In short, this novel mirrors large-scale historical events on a small scale: the decline of a family going hand in hand with that of the Austro-Hungarian Empire. It was written in 1932, some time after the end of said empire in 1918.
Since last year marked the 100th anniversary of the start of WWI, the year the novel ends, it would have been a very fitting read in 2014. But it still had the same fascination and I still learned a lot from it about those times just before the beginning of the Great War by reading it now.
The novel accompanies Carl Joseph von Trotta through his relatively short life, from the time he starts his military education at the age of seven (as was the custom in families who had the financial possibility and standing in society to send their male offspring to military schools) until he dies - in military action, yes, but, strangely enough, with two buckets of water in his hands, and almost a hero.
By referring to Carl Joseph's father and grandfather - and occasionally going back even further - the book actually spans the von Trottas' family history for three generations. We get to know Carl Joseph's fater quite well; in some ways, nearly better than his son, especially towards the end of the story. The day of the old servant's death was, for me, one of the most touching parts of the novel.
I am not going to tell you too much about the story, but really want to recommend reading it to everyone, hoping that the English translation you may be able to come across will live up to the German original. The author is one of the best, language-wise, I have ever read. His style is special and ranges from reporting the facts to painting a complete picture of a situation, a person or a place with just a few precise and elegant pen strokes. I wish more authors would have the talent to write like he did!

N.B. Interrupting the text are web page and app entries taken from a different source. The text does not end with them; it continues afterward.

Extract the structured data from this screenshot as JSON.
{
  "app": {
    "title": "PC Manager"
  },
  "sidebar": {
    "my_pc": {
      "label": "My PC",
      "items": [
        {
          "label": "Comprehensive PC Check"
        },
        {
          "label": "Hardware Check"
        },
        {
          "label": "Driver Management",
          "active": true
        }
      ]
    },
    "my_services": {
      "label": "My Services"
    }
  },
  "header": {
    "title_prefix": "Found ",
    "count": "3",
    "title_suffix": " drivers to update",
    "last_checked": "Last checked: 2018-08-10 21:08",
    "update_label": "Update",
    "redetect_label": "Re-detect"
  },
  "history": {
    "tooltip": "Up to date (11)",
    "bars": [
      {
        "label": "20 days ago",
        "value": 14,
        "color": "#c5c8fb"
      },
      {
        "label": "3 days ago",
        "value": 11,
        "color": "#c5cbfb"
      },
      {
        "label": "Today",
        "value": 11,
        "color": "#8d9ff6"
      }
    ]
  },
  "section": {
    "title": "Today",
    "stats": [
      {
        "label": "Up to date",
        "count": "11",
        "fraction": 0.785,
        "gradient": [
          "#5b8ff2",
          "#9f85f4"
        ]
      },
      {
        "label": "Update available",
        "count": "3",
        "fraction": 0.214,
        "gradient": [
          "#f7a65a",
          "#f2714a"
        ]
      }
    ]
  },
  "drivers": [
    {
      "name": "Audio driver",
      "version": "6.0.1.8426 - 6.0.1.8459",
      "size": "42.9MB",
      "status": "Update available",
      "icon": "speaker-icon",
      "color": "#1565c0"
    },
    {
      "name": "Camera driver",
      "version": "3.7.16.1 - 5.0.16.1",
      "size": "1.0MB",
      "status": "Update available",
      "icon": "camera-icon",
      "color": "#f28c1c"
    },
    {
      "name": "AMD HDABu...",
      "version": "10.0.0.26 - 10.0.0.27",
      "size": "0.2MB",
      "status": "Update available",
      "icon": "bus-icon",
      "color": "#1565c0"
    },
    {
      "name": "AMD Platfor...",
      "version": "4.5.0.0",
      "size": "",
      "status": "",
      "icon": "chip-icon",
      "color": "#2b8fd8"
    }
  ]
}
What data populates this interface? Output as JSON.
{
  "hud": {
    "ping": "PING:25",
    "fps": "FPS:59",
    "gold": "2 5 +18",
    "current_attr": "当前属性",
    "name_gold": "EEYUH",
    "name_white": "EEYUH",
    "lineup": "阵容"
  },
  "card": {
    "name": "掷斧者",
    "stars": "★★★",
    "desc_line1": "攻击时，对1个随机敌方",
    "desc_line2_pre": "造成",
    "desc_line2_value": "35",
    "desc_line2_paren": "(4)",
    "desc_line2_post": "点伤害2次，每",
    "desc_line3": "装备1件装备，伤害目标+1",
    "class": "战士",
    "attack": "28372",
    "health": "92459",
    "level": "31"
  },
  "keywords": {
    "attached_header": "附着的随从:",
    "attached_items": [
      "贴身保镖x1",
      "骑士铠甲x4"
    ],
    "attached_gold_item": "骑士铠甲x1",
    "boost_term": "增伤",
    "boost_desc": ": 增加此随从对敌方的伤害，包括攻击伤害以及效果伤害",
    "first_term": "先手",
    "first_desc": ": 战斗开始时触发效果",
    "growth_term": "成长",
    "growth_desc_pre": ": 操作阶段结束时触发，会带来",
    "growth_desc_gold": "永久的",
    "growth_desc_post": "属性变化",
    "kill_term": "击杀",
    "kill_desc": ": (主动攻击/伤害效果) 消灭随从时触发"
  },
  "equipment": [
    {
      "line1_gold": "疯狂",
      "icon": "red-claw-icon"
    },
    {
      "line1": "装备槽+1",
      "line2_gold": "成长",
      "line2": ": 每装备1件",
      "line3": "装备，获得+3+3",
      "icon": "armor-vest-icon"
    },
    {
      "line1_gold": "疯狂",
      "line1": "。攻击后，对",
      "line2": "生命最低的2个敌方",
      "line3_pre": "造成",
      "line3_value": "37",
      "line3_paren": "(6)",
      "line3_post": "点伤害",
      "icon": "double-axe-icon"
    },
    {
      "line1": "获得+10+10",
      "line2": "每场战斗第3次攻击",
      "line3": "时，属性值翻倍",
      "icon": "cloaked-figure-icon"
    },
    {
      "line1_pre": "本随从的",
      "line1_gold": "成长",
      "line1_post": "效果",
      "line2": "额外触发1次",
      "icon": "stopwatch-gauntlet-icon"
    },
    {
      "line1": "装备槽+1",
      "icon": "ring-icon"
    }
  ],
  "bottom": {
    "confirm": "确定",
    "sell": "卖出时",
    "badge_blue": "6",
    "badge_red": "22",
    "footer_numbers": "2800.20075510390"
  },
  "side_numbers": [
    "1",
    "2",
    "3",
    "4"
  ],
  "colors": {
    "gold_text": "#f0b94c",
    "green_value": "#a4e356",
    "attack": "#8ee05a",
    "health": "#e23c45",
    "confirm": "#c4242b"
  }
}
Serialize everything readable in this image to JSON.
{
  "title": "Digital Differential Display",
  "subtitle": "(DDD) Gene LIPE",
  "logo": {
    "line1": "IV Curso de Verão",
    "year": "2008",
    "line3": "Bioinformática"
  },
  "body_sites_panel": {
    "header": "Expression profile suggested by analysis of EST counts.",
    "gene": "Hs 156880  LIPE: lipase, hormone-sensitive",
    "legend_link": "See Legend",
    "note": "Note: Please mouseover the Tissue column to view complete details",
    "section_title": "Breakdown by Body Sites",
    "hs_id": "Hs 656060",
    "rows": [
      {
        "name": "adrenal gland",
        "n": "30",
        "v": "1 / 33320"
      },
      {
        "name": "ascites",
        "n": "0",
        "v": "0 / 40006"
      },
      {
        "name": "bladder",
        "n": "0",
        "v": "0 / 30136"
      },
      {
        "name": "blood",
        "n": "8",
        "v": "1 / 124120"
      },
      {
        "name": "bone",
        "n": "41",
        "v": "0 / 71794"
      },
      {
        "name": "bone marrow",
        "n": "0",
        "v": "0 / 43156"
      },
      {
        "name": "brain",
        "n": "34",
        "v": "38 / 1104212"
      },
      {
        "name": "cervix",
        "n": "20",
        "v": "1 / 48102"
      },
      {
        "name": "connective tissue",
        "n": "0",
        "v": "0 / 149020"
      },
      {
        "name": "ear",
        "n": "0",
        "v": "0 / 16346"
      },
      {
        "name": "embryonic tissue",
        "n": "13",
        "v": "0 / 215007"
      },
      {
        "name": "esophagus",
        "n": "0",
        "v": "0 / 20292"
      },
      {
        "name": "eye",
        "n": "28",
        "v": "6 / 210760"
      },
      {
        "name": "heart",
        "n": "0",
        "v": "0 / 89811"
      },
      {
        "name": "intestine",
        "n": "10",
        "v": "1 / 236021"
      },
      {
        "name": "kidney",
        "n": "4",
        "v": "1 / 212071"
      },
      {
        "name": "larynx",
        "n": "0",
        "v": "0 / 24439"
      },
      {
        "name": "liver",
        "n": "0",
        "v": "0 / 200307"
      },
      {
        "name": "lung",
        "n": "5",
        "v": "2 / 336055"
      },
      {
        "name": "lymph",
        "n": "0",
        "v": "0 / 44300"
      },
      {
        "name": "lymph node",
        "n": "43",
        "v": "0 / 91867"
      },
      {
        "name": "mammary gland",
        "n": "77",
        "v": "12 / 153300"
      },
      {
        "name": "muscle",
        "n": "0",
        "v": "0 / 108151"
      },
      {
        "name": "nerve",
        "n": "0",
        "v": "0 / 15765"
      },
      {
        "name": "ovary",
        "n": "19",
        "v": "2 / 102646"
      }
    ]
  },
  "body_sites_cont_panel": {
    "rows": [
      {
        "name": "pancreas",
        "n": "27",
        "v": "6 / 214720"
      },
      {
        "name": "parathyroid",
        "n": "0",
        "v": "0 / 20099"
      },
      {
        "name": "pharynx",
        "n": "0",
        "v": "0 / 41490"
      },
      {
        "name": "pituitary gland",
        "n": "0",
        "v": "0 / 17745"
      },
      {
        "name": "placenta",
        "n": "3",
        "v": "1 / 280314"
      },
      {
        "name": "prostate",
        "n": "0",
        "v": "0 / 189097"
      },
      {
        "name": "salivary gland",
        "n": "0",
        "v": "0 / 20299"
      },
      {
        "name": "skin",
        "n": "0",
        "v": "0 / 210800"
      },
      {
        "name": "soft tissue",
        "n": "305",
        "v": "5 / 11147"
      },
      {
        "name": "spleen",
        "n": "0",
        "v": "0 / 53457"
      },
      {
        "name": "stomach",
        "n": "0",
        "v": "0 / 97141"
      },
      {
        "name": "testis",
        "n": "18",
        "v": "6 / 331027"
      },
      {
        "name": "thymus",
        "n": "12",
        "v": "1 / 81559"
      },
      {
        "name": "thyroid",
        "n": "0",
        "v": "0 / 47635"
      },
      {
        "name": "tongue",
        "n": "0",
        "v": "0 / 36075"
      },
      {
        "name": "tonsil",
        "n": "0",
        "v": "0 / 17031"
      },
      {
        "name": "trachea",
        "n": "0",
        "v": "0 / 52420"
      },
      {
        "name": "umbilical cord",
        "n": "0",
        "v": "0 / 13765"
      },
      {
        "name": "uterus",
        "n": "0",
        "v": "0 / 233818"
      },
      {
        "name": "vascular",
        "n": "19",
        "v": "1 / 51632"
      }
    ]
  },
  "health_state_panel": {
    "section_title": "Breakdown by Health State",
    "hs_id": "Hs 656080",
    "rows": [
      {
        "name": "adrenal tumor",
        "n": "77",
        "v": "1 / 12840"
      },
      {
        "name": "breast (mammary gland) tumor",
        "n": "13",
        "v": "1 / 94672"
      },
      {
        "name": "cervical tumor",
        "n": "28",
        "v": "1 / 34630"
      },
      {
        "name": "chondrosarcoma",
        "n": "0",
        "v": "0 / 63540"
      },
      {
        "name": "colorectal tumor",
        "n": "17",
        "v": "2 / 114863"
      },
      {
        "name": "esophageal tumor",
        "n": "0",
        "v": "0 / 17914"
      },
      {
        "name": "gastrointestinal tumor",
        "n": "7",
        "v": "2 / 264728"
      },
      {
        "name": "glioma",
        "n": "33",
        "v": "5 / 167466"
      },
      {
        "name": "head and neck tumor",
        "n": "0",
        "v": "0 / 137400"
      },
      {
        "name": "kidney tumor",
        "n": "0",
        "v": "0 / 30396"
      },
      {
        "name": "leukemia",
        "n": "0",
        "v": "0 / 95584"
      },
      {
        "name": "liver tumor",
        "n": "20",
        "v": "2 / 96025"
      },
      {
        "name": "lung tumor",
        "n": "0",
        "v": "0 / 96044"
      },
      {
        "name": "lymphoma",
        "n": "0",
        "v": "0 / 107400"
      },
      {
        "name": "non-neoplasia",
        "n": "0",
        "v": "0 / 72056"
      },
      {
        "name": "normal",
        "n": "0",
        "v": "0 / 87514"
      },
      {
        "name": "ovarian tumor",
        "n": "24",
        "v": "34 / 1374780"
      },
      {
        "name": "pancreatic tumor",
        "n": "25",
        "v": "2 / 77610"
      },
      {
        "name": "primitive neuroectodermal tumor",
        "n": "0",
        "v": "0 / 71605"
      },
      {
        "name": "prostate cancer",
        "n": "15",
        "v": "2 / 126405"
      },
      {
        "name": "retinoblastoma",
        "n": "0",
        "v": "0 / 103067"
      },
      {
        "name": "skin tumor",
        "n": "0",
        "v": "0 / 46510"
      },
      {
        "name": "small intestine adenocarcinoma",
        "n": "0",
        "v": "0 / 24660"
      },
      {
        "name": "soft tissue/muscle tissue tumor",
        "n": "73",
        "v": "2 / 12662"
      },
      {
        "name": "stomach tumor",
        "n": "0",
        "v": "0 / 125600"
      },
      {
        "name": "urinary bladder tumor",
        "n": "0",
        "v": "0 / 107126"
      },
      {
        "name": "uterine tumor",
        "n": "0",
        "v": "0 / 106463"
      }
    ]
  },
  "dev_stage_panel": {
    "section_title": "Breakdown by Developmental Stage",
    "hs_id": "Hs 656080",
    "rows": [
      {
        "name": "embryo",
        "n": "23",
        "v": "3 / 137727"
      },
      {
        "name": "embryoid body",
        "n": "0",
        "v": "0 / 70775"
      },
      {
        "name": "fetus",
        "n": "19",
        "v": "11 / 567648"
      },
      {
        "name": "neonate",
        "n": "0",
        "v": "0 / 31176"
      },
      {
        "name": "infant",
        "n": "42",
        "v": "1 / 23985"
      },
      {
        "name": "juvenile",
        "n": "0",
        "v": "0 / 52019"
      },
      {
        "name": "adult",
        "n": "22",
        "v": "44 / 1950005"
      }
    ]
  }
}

Saldy, there are some parallels between Carl Joseph and his author. Joseph Roth died way too young, too; like his novel character, he was an alcoholic, and from what I have read about his life, he was lonely and unhappy for much of it.
You can read more about the novel here, and more about the author here (both links lead to wikipedia articles).